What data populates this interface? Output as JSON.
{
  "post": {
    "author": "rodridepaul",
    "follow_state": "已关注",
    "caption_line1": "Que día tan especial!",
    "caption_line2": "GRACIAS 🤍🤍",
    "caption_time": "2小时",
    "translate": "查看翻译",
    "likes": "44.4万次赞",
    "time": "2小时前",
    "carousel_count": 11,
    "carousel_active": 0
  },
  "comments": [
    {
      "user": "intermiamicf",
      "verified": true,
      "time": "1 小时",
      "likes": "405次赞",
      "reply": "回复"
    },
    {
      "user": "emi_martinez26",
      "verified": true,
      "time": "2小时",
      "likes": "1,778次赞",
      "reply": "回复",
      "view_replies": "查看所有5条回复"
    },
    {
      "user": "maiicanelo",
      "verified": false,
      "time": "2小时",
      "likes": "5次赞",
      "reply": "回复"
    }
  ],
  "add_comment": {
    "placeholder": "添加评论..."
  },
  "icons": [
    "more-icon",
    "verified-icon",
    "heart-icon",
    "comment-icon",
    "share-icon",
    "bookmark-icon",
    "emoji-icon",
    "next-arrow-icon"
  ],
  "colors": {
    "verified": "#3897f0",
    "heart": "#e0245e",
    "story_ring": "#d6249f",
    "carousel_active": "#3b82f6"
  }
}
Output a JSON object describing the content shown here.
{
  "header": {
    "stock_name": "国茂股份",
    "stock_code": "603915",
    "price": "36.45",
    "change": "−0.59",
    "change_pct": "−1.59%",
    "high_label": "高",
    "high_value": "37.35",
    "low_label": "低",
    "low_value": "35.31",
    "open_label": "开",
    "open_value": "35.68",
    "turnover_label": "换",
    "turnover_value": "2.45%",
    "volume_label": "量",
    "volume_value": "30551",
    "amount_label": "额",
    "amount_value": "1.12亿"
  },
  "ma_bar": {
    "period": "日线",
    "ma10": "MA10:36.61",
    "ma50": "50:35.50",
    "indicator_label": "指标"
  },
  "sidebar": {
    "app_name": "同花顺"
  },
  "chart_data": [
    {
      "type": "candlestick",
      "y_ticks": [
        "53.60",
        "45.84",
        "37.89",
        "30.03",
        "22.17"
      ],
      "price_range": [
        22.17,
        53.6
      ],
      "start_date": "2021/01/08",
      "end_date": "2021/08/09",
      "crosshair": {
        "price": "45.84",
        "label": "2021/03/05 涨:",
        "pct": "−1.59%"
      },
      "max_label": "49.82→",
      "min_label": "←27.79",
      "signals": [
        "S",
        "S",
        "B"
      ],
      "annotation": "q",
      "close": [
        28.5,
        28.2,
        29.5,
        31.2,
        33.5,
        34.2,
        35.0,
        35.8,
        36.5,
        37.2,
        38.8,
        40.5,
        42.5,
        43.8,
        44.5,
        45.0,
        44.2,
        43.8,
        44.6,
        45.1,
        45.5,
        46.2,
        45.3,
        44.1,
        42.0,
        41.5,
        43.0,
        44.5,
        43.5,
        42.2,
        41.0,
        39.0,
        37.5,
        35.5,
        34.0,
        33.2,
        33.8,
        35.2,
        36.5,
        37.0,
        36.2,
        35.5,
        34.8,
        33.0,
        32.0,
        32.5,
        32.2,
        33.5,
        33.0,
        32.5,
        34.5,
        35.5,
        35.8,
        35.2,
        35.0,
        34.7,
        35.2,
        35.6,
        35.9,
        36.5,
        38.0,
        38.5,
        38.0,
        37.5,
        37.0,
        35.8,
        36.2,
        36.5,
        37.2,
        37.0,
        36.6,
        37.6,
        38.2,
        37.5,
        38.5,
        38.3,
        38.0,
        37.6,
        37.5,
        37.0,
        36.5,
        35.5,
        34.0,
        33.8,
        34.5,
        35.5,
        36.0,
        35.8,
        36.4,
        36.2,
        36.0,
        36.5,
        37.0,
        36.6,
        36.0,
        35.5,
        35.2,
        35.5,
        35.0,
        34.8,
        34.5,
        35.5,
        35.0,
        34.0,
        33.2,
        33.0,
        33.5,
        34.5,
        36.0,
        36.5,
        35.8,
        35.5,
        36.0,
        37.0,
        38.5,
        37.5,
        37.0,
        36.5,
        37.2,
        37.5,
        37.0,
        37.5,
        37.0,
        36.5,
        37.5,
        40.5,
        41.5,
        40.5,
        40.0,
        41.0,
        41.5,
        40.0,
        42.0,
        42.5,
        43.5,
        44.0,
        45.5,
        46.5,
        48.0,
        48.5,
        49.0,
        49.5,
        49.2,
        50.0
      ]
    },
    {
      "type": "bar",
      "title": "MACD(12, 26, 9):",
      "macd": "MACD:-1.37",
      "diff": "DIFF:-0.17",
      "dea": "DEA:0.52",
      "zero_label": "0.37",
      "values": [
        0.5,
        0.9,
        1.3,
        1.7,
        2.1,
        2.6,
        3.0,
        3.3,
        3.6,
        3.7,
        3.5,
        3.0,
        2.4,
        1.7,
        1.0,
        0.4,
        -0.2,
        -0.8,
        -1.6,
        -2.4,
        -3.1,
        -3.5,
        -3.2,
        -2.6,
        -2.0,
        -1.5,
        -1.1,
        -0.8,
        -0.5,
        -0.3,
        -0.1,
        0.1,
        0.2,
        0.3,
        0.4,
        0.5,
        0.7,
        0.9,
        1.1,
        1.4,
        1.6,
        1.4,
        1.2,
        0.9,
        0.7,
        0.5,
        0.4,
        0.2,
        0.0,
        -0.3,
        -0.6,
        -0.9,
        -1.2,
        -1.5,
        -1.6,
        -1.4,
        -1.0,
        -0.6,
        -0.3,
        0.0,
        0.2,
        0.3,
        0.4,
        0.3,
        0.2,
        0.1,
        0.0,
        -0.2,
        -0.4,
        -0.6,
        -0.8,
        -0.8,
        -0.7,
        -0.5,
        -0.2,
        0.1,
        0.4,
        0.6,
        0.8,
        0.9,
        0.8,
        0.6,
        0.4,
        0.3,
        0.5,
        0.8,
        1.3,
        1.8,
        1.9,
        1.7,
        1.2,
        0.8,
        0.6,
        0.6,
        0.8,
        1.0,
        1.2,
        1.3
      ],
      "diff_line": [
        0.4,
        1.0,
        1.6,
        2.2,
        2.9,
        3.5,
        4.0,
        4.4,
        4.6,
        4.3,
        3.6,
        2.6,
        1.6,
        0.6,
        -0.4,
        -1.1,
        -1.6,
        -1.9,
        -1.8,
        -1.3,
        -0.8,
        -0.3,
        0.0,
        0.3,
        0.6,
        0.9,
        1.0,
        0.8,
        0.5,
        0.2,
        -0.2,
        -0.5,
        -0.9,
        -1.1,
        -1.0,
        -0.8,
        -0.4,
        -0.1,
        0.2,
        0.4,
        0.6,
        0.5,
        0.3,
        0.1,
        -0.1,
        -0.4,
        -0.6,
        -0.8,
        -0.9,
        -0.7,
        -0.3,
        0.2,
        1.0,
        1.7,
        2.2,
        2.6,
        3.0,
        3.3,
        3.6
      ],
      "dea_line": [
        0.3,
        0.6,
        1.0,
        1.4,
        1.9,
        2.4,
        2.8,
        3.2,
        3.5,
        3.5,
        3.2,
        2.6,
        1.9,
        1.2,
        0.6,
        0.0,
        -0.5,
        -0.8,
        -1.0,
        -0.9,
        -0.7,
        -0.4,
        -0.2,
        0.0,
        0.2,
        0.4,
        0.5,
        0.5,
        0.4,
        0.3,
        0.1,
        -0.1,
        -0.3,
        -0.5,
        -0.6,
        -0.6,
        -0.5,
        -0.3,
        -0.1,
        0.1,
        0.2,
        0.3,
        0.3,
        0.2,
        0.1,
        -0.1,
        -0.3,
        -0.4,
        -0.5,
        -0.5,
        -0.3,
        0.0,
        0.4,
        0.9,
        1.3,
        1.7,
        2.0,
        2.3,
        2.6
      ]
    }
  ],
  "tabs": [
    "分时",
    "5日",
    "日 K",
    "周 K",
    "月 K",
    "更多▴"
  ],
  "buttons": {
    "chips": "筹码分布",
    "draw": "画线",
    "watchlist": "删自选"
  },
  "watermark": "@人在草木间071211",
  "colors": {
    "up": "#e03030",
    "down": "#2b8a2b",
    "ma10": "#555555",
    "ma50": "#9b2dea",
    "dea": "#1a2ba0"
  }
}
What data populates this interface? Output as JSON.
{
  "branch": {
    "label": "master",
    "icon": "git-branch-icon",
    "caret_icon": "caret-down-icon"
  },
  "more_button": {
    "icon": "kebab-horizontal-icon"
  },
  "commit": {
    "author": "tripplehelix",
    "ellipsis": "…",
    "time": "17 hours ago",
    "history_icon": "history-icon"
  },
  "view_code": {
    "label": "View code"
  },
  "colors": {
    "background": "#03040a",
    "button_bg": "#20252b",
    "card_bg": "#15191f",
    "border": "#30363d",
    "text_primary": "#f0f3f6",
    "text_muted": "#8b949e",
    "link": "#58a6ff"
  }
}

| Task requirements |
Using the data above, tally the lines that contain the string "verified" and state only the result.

| Your solution |
5